When comparing Russia to other countries, it is important to consider its unique history and culture. While some may view Russia as a cold and distant place, John Steinbeck’s “A Russian Journal” offers a more nuanced perspective. Through his travels and interactions with locals, Steinbeck portrays Russia as a complex and fascinating country with a rich cultural heritage.
Compared to other countries, Russia has a unique political system that has undergone significant changes in recent years. While it was once a communist state, it is now a federal semi-presidential republic. This has led to a shift in the country’s economic and social policies, as well as its relationship with the rest of the world.
In terms of its geography, Russia is the largest country in the world, spanning two continents and a wide range of climates. From the frozen tundra of Siberia to the bustling cities of Moscow and St. Petersburg, Russia offers a diverse range of landscapes and experiences.
When it comes to culture, Russia is known for its rich literary and artistic traditions. From the works of Tolstoy and Dostoevsky to the iconic ballets of the Bolshoi Theatre, Russia has made significant contributions to the world of art and literature.
Overall, while Russia may be different from other countries in many ways, it is a fascinating and complex place that is worth exploring. Through Steinbeck’s eyes, readers can gain a deeper understanding of this unique and enigmatic country.
Steinbeck’s Personal Growth and Learning in Russia

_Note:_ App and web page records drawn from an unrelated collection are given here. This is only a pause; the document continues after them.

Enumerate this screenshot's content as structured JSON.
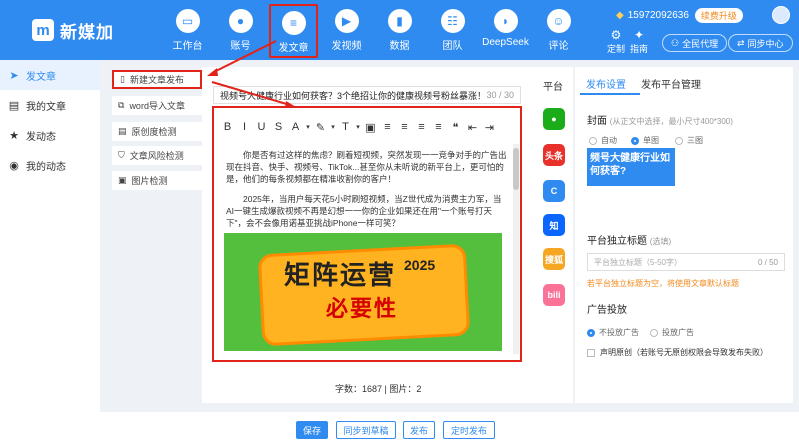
{
  "app": {
    "name": "新媒加",
    "logo_char": "m"
  },
  "nav": [
    {
      "label": "工作台",
      "icon": "monitor-icon",
      "glyph": "▭"
    },
    {
      "label": "账号",
      "icon": "user-icon",
      "glyph": "●"
    },
    {
      "label": "发文章",
      "icon": "document-icon",
      "glyph": "≡",
      "active": true
    },
    {
      "label": "发视频",
      "icon": "video-icon",
      "glyph": "▶"
    },
    {
      "label": "数据",
      "icon": "bar-chart-icon",
      "glyph": "▮"
    },
    {
      "label": "团队",
      "icon": "team-icon",
      "glyph": "☷"
    },
    {
      "label": "DeepSeek",
      "icon": "deepseek-icon",
      "glyph": "◗"
    },
    {
      "label": "评论",
      "icon": "comment-icon",
      "glyph": "☺"
    }
  ],
  "user": {
    "phone": "15972092636",
    "upgrade": "续费升级"
  },
  "top_right": {
    "customize": "定制",
    "guide": "指南",
    "agent": "全民代理",
    "sync": "同步中心"
  },
  "sidebar": [
    {
      "label": "发文章",
      "icon": "send-icon",
      "glyph": "➤",
      "active": true
    },
    {
      "label": "我的文章",
      "icon": "file-icon",
      "glyph": "▤"
    },
    {
      "label": "发动态",
      "icon": "star-icon",
      "glyph": "★"
    },
    {
      "label": "我的动态",
      "icon": "circle-icon",
      "glyph": "◉"
    }
  ],
  "tools": [
    {
      "label": "新建文章发布",
      "icon": "new-file-icon",
      "glyph": "▯"
    },
    {
      "label": "word导入文章",
      "icon": "word-icon",
      "glyph": "⧉"
    },
    {
      "label": "原创度检测",
      "icon": "check-doc-icon",
      "glyph": "▤"
    },
    {
      "label": "文章风险检测",
      "icon": "shield-icon",
      "glyph": "⛉"
    },
    {
      "label": "图片检测",
      "icon": "image-icon",
      "glyph": "▣"
    }
  ],
  "editor": {
    "title": "视频号大健康行业如何获客？3个绝招让你的健康视频号粉丝暴涨！",
    "title_count": "30 / 30",
    "toolbar": [
      "B",
      "I",
      "U",
      "S",
      "A",
      "▾",
      "✎",
      "▾",
      "T",
      "▾",
      "▣",
      "≡",
      "≡",
      "≡",
      "≡",
      "❝",
      "⇤",
      "⇥"
    ],
    "paragraph1": "你是否有过这样的焦虑？刷着短视频，突然发现一一竞争对手的广告出现在抖音、快手、视频号、TikTok...甚至你从未听说的新平台上，更可怕的是，他们的每条视频都在精准收割你的客户！",
    "paragraph2": "2025年，当用户每天花5小时刷短视频，当Z世代成为消费主力军，当AI一键生成爆款视频不再是幻想一一你的企业如果还在用\"一个账号打天下\"，会不会像用诺基亚挑战iPhone一样可笑？",
    "banner_line1": "矩阵运营",
    "banner_year": "2025",
    "banner_line2": "必要性",
    "word_count": "字数：1687 | 图片：2"
  },
  "platforms": {
    "label": "平台",
    "items": [
      {
        "name": "wechat-icon",
        "glyph": "●",
        "color": "#1aad19"
      },
      {
        "name": "toutiao-icon",
        "glyph": "头条",
        "color": "#e8312a"
      },
      {
        "name": "c-platform-icon",
        "glyph": "C",
        "color": "#2f8bf0"
      },
      {
        "name": "zhihu-icon",
        "glyph": "知",
        "color": "#0a66ff"
      },
      {
        "name": "sohu-icon",
        "glyph": "搜狐",
        "color": "#f5a623"
      },
      {
        "name": "bilibili-icon",
        "glyph": "bili",
        "color": "#fb7299"
      }
    ]
  },
  "settings": {
    "tabs": [
      "发布设置",
      "发布平台管理"
    ],
    "cover_label": "封面",
    "cover_hint": "(从正文中选择，最小尺寸400*300)",
    "cover_options": [
      "自动",
      "单图",
      "三图"
    ],
    "cover_text": "频号大健康行业如何获客?",
    "indep_title_label": "平台独立标题",
    "indep_title_hint": "(选填)",
    "indep_title_placeholder": "平台独立标题（5-50字）",
    "indep_title_count": "0 / 50",
    "warn": "若平台独立标题为空，将使用文章默认标题",
    "ad_label": "广告投放",
    "ad_options": [
      "不投放广告",
      "投放广告"
    ],
    "original": "声明原创（若账号无原创权限会导致发布失败）"
  },
  "buttons": {
    "save": "保存",
    "sync_draft": "同步到草稿",
    "publish": "发布",
    "schedule": "定时发布"
  },
  "colors": {
    "brand": "#2f8bf0",
    "highlight": "#e2231a",
    "warning": "#f08a1d"
  }
}
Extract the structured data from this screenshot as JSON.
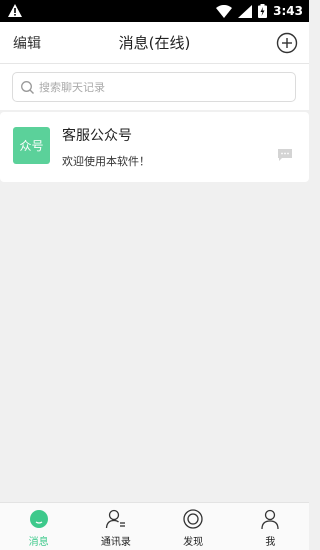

During his travels in Russia, John Steinbeck experienced personal growth and learning that would shape his worldview and writing for years to come. He was struck by the warmth and hospitality of the Russian people, despite the harsh living conditions they faced under Soviet rule. Steinbeck also witnessed the effects of Stalin’s regime on the country, including the forced collectivization of agriculture and the suppression of individual freedoms. These experiences challenged Steinbeck’s preconceptions and expanded his understanding of the complexities of political systems and human nature. Through his observations and interactions with Russians from all walks of life, Steinbeck gained a deeper appreciation for the resilience and spirit of the human spirit in the face of adversity.
Impact of Steinbeck’s Journey on His Writing and Legacy
John Steinbeck’s journey to Russia had a profound impact on his writing and legacy. His experiences in the Soviet Union during the early years of the Cold War informed his later works, including “The Winter of Our Discontent” and “America and Americans.” Steinbeck’s observations of the Russian people and their way of life challenged his preconceived notions and expanded his understanding of the world. His writing became more nuanced and empathetic as a result, and his legacy as a writer who sought to understand and illuminate the human experience was cemented. “A Russian Journal” remains a fascinating and insightful account of a pivotal moment in history, and a testament to Steinbeck’s enduring relevance as a writer and thinker.
Relevance of ‘A Russian Journal’ Today
Today, more than ever, John Steinbeck’s “A Russian Journal” remains relevant in understanding the complex relationship between Russia and the United States. With tensions between the two countries at an all-time high, it is important to revisit Steinbeck’s observations and insights from his travels through the Soviet Union in 1947. His firsthand accounts of the people, culture, and politics of the country provide a unique perspective that is still valuable today. Additionally, his reflections on the similarities and differences between the American and Russian ways of life offer a glimpse into the challenges and opportunities of cross-cultural communication and understanding. Overall, “A Russian Journal” serves as a reminder of the importance of cultural exchange and the power of literature to bridge divides and foster empathy.